Pick out all lines of the entries that include the word "factor" and copy them.

-------- Available data --------

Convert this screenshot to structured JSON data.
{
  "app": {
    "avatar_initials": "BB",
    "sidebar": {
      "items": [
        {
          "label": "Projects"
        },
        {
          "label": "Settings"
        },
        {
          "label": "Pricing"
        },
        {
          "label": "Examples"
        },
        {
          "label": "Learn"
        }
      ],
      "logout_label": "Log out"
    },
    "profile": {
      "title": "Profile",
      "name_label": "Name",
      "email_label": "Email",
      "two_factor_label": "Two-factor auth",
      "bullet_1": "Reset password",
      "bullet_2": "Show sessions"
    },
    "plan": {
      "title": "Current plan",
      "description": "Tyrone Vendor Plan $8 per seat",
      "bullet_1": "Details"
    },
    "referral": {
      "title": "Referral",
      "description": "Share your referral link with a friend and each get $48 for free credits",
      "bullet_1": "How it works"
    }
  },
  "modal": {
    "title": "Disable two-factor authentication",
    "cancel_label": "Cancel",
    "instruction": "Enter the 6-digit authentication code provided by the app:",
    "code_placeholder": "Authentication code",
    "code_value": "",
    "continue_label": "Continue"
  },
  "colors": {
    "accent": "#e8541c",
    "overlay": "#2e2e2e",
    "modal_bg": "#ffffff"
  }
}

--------

Task answer »
      "two_factor_label": "Two-factor auth",
    "title": "Disable two-factor authentication",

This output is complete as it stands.